Checking your furnace
Scheduling routine maintenance on your furnace can help to prevent carbon monoxide poisoning. Because your furnace is rarely used during the summer, dust and other things can build up inside it and the filters, making it more difficult for the warm air to get out. Carbon monoxide is odorless and invisible, which can make it impossible to detect without a detector system within your home.
Signs of poisoning can include headaches, fatigue, and breathing problems, and can lead to death if toxin levels get too high. Dogs more easily succumb to lower levels of carbon monoxide than humans.
Importance of the leash
Although your dog may have excellent recall, skip letting him roam in the yard without a leash. Anything can happen — he could take notice of a deer or bunny — and cause him to run off. Due to the snow on the ground, it can be more difficult for your dog to retrace his steps and pick up his own scent.
This makes it much easier for your dog to become lost in the snow, and if there’s an impending snow storm, his chances of returning home are reduced even further. It’s best that you keep your dog on a leash at all times when you venture outside, and ensure that he is wearing his collar with identification in case someone does find him. Having your dog microchipped can also help in getting him returned to you quickly.
Looking for signs of hypothermia
Hypothermia is a serious condition that is the result of your dog being too cold. Whether due to poor health or poor circulation, it can have detrimental effects if your dog is not kept warm enough. In the mild cases, your dog will experience shivering, and will show signs of weakness, lethargy and depression.

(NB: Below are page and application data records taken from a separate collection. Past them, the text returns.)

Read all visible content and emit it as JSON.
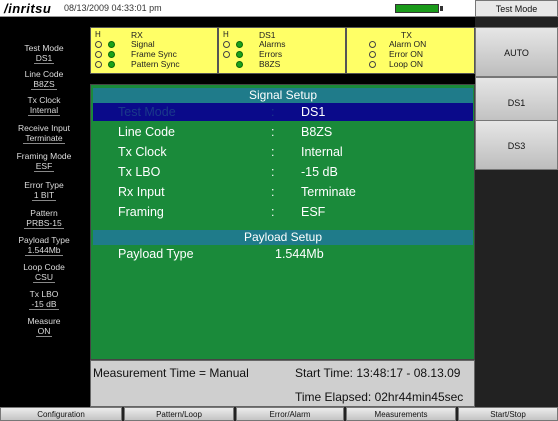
{
  "topbar": {
    "logo": "/inritsu",
    "datetime": "08/13/2009 04:33:01 pm"
  },
  "status": {
    "rx": {
      "h": "H",
      "title": "RX",
      "rows": [
        "Signal",
        "Frame Sync",
        "Pattern Sync"
      ]
    },
    "ds1": {
      "h": "H",
      "title": "DS1",
      "rows": [
        "Alarms",
        "Errors",
        "B8ZS"
      ]
    },
    "tx": {
      "title": "TX",
      "rows": [
        "Alarm ON",
        "Error  ON",
        "Loop  ON"
      ]
    }
  },
  "sidebar": {
    "items": [
      {
        "label": "Test Mode",
        "value": "DS1"
      },
      {
        "label": "Line Code",
        "value": "B8ZS"
      },
      {
        "label": "Tx Clock",
        "value": "Internal"
      },
      {
        "label": "Receive Input",
        "value": "Terminate"
      },
      {
        "label": "Framing Mode",
        "value": "ESF"
      },
      {
        "label": "Error Type",
        "value": "1 BIT"
      },
      {
        "label": "Pattern",
        "value": "PRBS-15"
      },
      {
        "label": "Payload Type",
        "value": "1.544Mb"
      },
      {
        "label": "Loop Code",
        "value": "CSU"
      },
      {
        "label": "Tx LBO",
        "value": "-15 dB"
      },
      {
        "label": "Measure",
        "value": "ON"
      }
    ]
  },
  "signal_setup": {
    "header": "Signal Setup",
    "rows": [
      {
        "label": "Test Mode",
        "colon": ":",
        "value": "DS1"
      },
      {
        "label": "Line Code",
        "colon": ":",
        "value": "B8ZS"
      },
      {
        "label": "Tx Clock",
        "colon": ":",
        "value": "Internal"
      },
      {
        "label": "Tx LBO",
        "colon": ":",
        "value": "-15 dB"
      },
      {
        "label": "Rx Input",
        "colon": ":",
        "value": "Terminate"
      },
      {
        "label": "Framing",
        "colon": ":",
        "value": "ESF"
      }
    ]
  },
  "payload_setup": {
    "header": "Payload Setup",
    "rows": [
      {
        "label": "Payload Type",
        "value": "1.544Mb"
      }
    ]
  },
  "measurement": {
    "mode": "Measurement Time = Manual",
    "start": "Start Time: 13:48:17 -  08.13.09",
    "elapsed": "Time Elapsed: 02hr44min45sec"
  },
  "right_keys": {
    "title": "Test Mode",
    "keys": [
      "AUTO",
      "DS1",
      "DS3"
    ]
  },
  "bottom_keys": [
    "Configuration",
    "Pattern/Loop",
    "Error/Alarm",
    "Measurements",
    "Start/Stop"
  ]
}
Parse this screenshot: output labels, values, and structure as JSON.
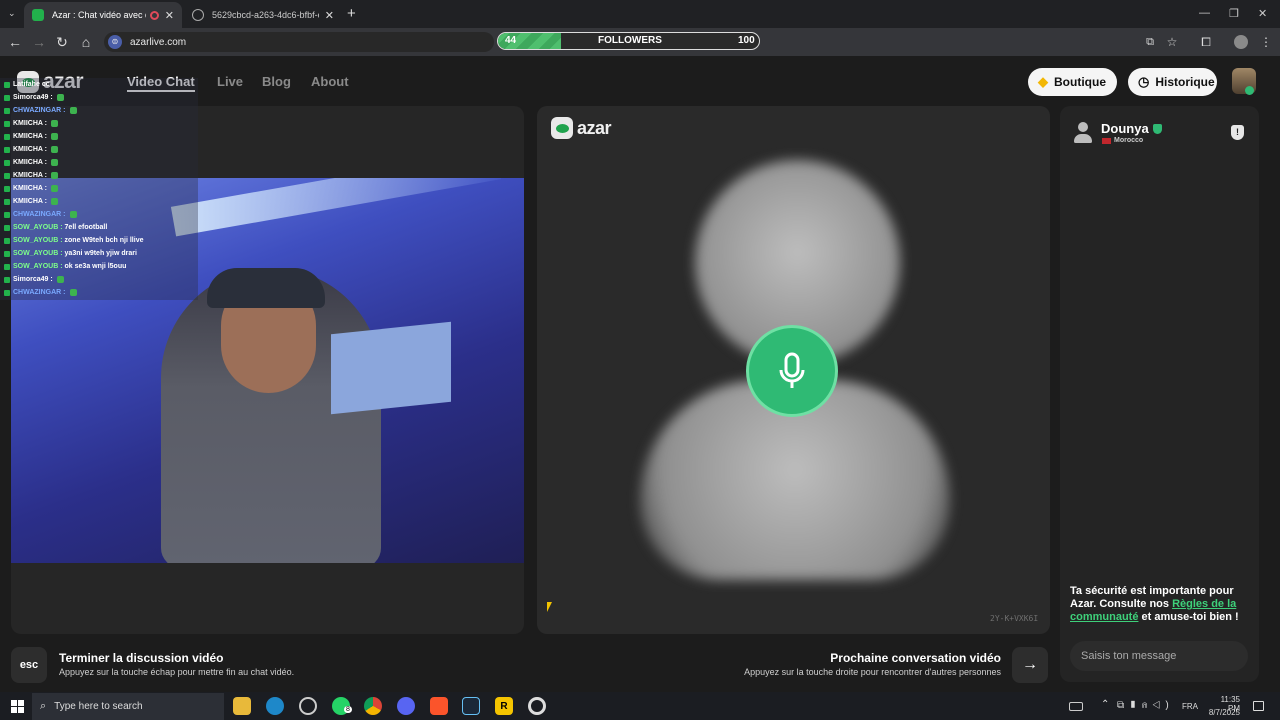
{
  "browser": {
    "tabs": [
      {
        "label": "Azar : Chat vidéo avec de r",
        "close": "✕"
      },
      {
        "label": "5629cbcd-a263-4dc6-bfbf-c65",
        "close": "✕"
      }
    ],
    "new_tab": "+",
    "url": "azarlive.com",
    "followers": {
      "start": "44",
      "label": "FOLLOWERS",
      "end": "100",
      "progress": 0.24
    },
    "window_controls": [
      "—",
      "❐",
      "✕"
    ]
  },
  "header": {
    "logo_text": "azar",
    "nav": [
      "Video Chat",
      "Live",
      "Blog",
      "About"
    ],
    "boutique_label": "Boutique",
    "historique_label": "Historique"
  },
  "chat_overlay": [
    {
      "name": "Latifahe",
      "msg": "cc",
      "emote": false
    },
    {
      "name": "Simorca49 :",
      "msg": "",
      "emote": true
    },
    {
      "name": "CHWAZINGAR :",
      "msg": "",
      "emote": true
    },
    {
      "name": "KMIICHA :",
      "msg": "",
      "emote": true
    },
    {
      "name": "KMIICHA :",
      "msg": "",
      "emote": true
    },
    {
      "name": "KMIICHA :",
      "msg": "",
      "emote": true
    },
    {
      "name": "KMIICHA :",
      "msg": "",
      "emote": true
    },
    {
      "name": "KMIICHA :",
      "msg": "",
      "emote": true
    },
    {
      "name": "KMIICHA :",
      "msg": "",
      "emote": true
    },
    {
      "name": "KMIICHA :",
      "msg": "",
      "emote": true
    },
    {
      "name": "CHWAZINGAR :",
      "msg": "",
      "emote": true
    },
    {
      "name": "SOW_AYOUB :",
      "msg": "7ell efootball",
      "emote": false
    },
    {
      "name": "SOW_AYOUB :",
      "msg": "zone W9teh bch nji llive",
      "emote": false
    },
    {
      "name": "SOW_AYOUB :",
      "msg": "ya3ni w9teh yjiw drari",
      "emote": false
    },
    {
      "name": "SOW_AYOUB :",
      "msg": "ok se3a wnji l5ouu",
      "emote": false
    },
    {
      "name": "Simorca49 :",
      "msg": "",
      "emote": true
    },
    {
      "name": "CHWAZINGAR :",
      "msg": "",
      "emote": true
    }
  ],
  "remote": {
    "logo_text": "azar",
    "session_code": "2Y-K+VXK6I"
  },
  "partner": {
    "name": "Dounya",
    "country": "Morocco"
  },
  "safety": {
    "text1": "Ta sécurité est importante pour Azar. Consulte nos ",
    "link": "Règles de la communauté",
    "text2": " et amuse-toi bien !"
  },
  "message_placeholder": "Saisis ton message",
  "controls": {
    "esc_label": "esc",
    "end_title": "Terminer la discussion vidéo",
    "end_sub": "Appuyez sur la touche échap pour mettre fin au chat vidéo.",
    "next_title": "Prochaine conversation vidéo",
    "next_sub": "Appuyez sur la touche droite pour rencontrer d'autres personnes"
  },
  "taskbar": {
    "search_placeholder": "Type here to search",
    "lang": "FRA",
    "time": "11:35 PM",
    "date": "8/7/2025",
    "whatsapp_badge": "8"
  },
  "colors": {
    "accent": "#2fba74",
    "link": "#3ed07a",
    "follower_bar": "#4fbf6e"
  }
}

If left untreated, your dog may stop responding to stimuli altogether, as his muscles stiffen and his breathing and heartbeat start to slow down. Eventually, this can lead to death.
At the first sign of these symptoms, you should wrap your dog in blankets and take him to the vet immediately. He can monitor your dog’s vital signs, and provide warm IV fluids if it is necessary.

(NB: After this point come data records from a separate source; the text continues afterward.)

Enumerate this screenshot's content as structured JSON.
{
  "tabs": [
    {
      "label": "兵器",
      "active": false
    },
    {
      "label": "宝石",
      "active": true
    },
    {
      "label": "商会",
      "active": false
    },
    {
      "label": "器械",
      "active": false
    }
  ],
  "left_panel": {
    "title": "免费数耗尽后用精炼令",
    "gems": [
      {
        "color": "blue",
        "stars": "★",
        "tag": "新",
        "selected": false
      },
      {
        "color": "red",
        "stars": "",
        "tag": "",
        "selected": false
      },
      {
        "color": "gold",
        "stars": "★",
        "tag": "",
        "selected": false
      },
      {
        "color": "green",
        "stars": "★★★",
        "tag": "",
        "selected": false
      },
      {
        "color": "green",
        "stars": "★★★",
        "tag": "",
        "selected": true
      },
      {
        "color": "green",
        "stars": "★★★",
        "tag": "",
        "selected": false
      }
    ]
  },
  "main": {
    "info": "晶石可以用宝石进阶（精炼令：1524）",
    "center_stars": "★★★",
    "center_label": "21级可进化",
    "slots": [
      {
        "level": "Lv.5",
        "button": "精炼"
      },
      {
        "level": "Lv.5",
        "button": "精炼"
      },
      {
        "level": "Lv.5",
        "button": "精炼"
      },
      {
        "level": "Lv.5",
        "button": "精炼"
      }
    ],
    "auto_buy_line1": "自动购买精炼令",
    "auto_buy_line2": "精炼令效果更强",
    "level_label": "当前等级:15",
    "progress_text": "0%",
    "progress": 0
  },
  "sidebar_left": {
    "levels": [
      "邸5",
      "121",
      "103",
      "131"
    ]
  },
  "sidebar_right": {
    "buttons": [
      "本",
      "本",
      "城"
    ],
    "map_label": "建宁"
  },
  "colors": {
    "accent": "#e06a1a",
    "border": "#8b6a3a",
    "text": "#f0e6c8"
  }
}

This is especially important of your pooch is kept outside. Please read our great article on how to winterize your dog house so that your dog won’t succumb to the cold weather.
Looking for signs of frostbite

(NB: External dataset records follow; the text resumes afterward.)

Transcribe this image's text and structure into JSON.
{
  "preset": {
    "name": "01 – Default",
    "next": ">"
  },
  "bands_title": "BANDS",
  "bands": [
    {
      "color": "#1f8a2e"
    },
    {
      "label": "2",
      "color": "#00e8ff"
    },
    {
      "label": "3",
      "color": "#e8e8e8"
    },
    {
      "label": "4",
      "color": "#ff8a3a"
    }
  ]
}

Frostbite occurs when the extremities get too cold. It’s the body’s way of preserving itself by withdrawing blood into the main part of the body in order to keep it warm. These include the dog’s ears, paws and/or tail. These parts can get so cold that ice crystals begin to form within, resulting in damage to the surrounding tissue. The problem with frostbite in dogs is that it is not easily detectable.
The signs of damage are not readily visible until days later. In the event that you suspect your dog is suffering from frostbite, you can soak the extremities in warm water for roughly ten minutes in order to restore circulation by melting the ice crystals that may have formed. It’s important that you don’t rub the extremities, as this can cause further damage from the presence of these crystals. Wrap your dog in blankets to increase his core temperature and take him to the vet immediately in order to receive an assessment of his health.
If you’re more of a snow bunny who enjoys going outside when snow’s on the ground, read our list on the top cold weather dog breeds who don’t mind it being a little nippy outside.
Cold weather can be an enjoyable experience for both you and your dog, as long as the precautions are taken to guarantee his health and happiness. Though you may spend more time indoors, cuddling together in front of a fire, you can still have fun with your dog engaging in indoor activities.
Winter temperatures pose just as many risks to your dog as the high temperatures of summer, so exercise care and common sense when it comes to taking him outdoors.